→ **EXERCISE**
Some lines in the records below may hold the word "parents"; give the number of those lines and nothing else.

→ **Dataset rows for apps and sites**
= = =
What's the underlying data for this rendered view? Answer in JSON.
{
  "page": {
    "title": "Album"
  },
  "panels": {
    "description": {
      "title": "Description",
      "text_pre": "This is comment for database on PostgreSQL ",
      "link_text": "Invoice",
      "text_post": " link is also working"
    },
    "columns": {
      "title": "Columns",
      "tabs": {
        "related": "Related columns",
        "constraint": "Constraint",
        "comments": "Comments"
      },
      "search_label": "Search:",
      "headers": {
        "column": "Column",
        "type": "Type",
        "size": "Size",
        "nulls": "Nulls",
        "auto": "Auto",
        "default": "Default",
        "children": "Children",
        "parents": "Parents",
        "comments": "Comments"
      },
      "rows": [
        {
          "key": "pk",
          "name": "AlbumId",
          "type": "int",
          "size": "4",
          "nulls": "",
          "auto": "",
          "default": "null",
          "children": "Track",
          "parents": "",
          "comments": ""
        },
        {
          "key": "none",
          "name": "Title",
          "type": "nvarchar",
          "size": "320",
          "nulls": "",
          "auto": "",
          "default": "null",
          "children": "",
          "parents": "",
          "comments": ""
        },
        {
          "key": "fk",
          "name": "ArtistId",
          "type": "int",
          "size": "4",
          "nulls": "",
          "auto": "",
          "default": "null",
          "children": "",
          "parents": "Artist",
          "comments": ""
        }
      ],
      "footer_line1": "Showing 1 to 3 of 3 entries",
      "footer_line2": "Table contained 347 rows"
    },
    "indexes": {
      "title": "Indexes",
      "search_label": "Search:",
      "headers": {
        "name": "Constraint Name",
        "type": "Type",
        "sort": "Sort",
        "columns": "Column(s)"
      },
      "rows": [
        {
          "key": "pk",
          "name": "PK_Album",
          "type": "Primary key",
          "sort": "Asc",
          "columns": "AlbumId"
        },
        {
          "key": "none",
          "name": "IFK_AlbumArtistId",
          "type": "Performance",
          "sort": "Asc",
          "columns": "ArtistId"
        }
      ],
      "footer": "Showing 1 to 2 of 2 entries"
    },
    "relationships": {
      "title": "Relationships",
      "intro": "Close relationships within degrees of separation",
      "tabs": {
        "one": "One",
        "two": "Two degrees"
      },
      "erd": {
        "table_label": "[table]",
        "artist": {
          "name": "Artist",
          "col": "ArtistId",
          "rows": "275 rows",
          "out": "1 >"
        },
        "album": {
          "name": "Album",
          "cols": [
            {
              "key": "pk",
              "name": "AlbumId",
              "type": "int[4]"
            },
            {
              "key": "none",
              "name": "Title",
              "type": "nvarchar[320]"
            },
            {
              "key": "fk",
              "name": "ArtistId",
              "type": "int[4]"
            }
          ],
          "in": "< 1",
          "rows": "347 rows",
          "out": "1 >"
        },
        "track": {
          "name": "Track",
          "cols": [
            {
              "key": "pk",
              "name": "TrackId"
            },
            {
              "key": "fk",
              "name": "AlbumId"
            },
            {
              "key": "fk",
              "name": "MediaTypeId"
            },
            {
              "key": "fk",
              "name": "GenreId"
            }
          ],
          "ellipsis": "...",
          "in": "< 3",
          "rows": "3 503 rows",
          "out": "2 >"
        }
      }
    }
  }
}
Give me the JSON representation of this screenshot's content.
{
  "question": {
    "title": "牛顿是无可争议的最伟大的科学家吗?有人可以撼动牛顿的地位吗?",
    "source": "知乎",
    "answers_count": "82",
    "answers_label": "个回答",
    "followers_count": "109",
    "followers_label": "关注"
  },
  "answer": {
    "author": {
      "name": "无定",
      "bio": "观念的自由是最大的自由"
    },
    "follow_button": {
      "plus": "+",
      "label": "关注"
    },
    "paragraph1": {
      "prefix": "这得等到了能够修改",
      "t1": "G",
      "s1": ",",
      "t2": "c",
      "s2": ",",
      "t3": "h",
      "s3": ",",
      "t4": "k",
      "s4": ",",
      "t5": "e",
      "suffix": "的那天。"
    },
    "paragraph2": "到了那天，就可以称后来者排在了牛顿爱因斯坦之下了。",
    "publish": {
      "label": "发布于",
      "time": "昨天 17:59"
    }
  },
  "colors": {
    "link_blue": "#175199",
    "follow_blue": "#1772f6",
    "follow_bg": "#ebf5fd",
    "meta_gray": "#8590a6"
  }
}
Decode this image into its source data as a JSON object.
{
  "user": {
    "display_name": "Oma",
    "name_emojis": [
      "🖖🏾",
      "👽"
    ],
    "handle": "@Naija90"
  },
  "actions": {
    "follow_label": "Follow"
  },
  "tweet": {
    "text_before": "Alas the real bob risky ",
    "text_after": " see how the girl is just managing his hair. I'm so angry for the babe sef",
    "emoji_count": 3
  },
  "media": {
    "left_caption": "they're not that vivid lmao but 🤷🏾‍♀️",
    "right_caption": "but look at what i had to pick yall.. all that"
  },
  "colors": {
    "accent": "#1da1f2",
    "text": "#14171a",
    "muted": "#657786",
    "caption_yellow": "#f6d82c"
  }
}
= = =
→ **FINISHED EXERCISE**
4